A blog from the UK about bridges and bridge design
20 December 2011
London Bridges: 21. PaddingtonCentral Footbridge
This is the last of four footbridges that I visited in Paddington Basin, London. It is the furthest west of the group.
I will confess that what first attracted me to go and visit this bridge was a photo of it online showing the slightly unfortunate positioning of one of the main support legs - right in the middle of the access ramp! It has clearly been built on a very constrained site, but I'm at a loss as to why they couldn't avoid this.

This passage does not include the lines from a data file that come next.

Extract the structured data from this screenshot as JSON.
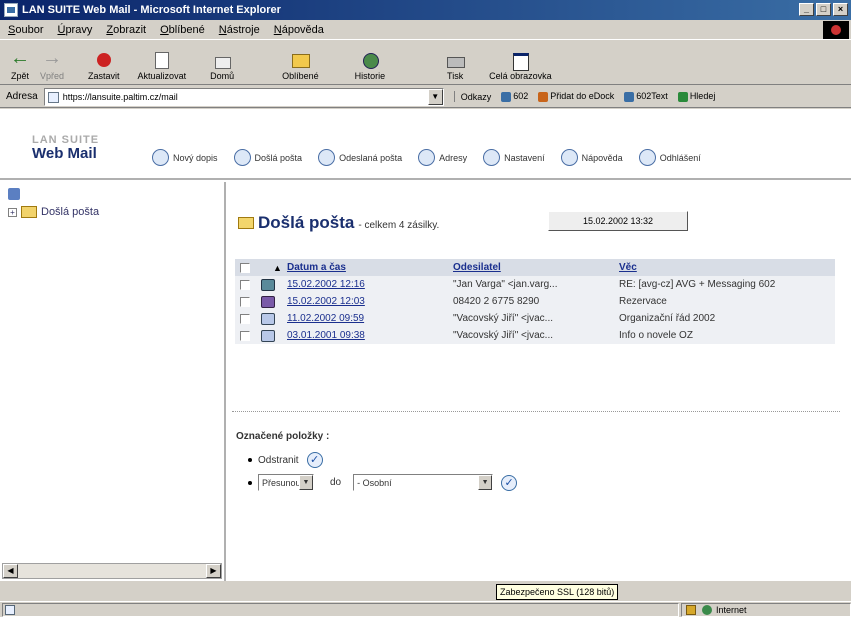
{
  "window": {
    "title": "LAN SUITE Web Mail - Microsoft Internet Explorer"
  },
  "menu": [
    "Soubor",
    "Úpravy",
    "Zobrazit",
    "Oblíbené",
    "Nástroje",
    "Nápověda"
  ],
  "toolbar": {
    "back": "Zpět",
    "forward": "Vpřed",
    "stop": "Zastavit",
    "refresh": "Aktualizovat",
    "home": "Domů",
    "favorites": "Oblíbené",
    "history": "Historie",
    "print": "Tisk",
    "fullscreen": "Celá obrazovka"
  },
  "address": {
    "label": "Adresa",
    "url": "https://lansuite.paltim.cz/mail",
    "links_label": "Odkazy",
    "links": [
      "602",
      "Přidat do eDock",
      "602Text",
      "Hledej"
    ]
  },
  "app": {
    "logo_suite": "LAN SUITE",
    "logo_webmail": "Web Mail",
    "nav": [
      "Nový dopis",
      "Došlá pošta",
      "Odeslaná pošta",
      "Adresy",
      "Nastavení",
      "Nápověda",
      "Odhlášení"
    ]
  },
  "sidebar": {
    "folder": "Došlá pošta"
  },
  "inbox": {
    "title": "Došlá pošta",
    "subtitle": "- celkem 4 zásilky.",
    "datetime": "15.02.2002 13:32",
    "columns": {
      "date": "Datum a čas",
      "from": "Odesilatel",
      "subject": "Věc"
    },
    "rows": [
      {
        "icon": "reply-icon",
        "date": "15.02.2002 12:16",
        "from": "\"Jan Varga\" <jan.varg...",
        "subject": "RE: [avg-cz] AVG + Messaging 602"
      },
      {
        "icon": "fax-icon",
        "date": "15.02.2002 12:03",
        "from": "08420 2 6775 8290",
        "subject": "Rezervace"
      },
      {
        "icon": "read-mail-icon",
        "date": "11.02.2002 09:59",
        "from": "\"Vacovský Jiří\" <jvac...",
        "subject": "Organizační řád 2002"
      },
      {
        "icon": "read-mail-icon",
        "date": "03.01.2001 09:38",
        "from": "\"Vacovský Jiří\" <jvac...",
        "subject": "Info o novele OZ"
      }
    ]
  },
  "marked": {
    "title": "Označené položky :",
    "delete": "Odstranit",
    "move_action": "Přesunout",
    "to_label": "do",
    "target_folder": "- Osobní"
  },
  "tooltip": "Zabezpečeno SSL (128 bitů)",
  "status": {
    "zone": "Internet"
  }
}
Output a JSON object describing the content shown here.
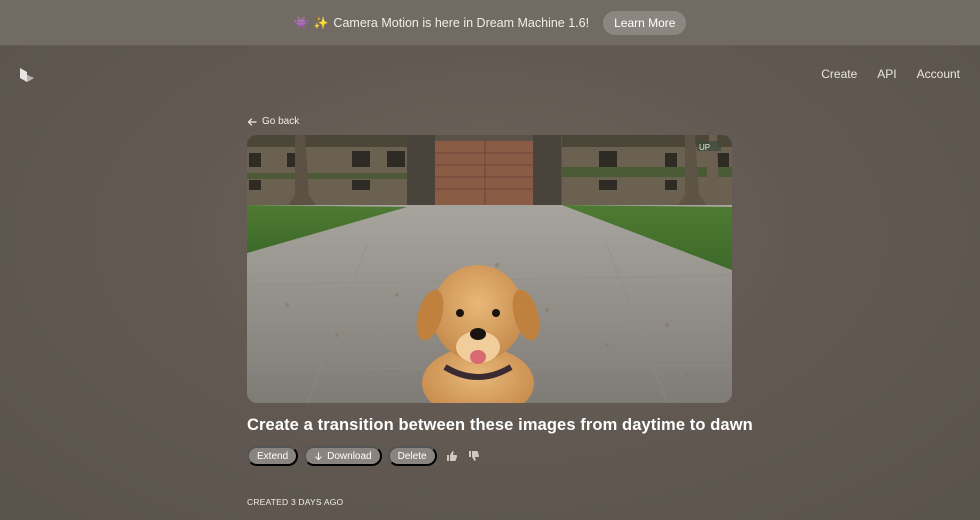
{
  "banner": {
    "emoji": "👾",
    "sparkle": "✨",
    "text": "Camera Motion is here in Dream Machine 1.6!",
    "button_label": "Learn More"
  },
  "nav": {
    "items": [
      "Create",
      "API",
      "Account"
    ]
  },
  "go_back_label": "Go back",
  "media": {
    "overlay_text": "UP"
  },
  "title": "Create a transition between these images from daytime to dawn",
  "actions": {
    "extend": "Extend",
    "download": "Download",
    "delete": "Delete"
  },
  "created": "CREATED 3 DAYS AGO",
  "colors": {
    "background": "#625a52",
    "banner": "#726b64",
    "pill": "#8a847e"
  }
}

The bridge design seems to pick up on several common features of a "modern" pedestrian bridge, throwing them together in a haphazard jumble that not only is unnecessary at this site, but would be so at any site. These design features aren't connected by the usual logic.
One feature is the use of cables to support the bridge on one edge. The pylon is connected to the deck with a series of cables, and is anchored by back-stays to the ground. At this sort of span, cable support isn't really necessary, and when you see the bridge from underneath, it appears doubly so.
The bridge is supported on Y-shaped steel frames at each end of the main span, and the main girder looks beefy enough to hold the entire deck up on its own. The cables introduce a horizontal force into the deck which must be resisted by the Y-shaped frames, emphasising the artificiality of the layout (the horizontal force is normally carried as a thrust in the deck directly back to ground). With this arrangement, supporting via vertical hangers from an arch would have made more structural sense.
The circular edge girder is positioned in such a way that there's no clear continuity between the access ramps and the main span's bridge deck. No doubt some of this ungainliness is a result of the constrained site, but I suspect more of it comes from trying to match the bridge's necessary geometry to an arbitrary and inappropriate choice of structural form.
In short, it's an object lesson in how not to design a footbridge, well worth visiting just to see what mistakes to avoid.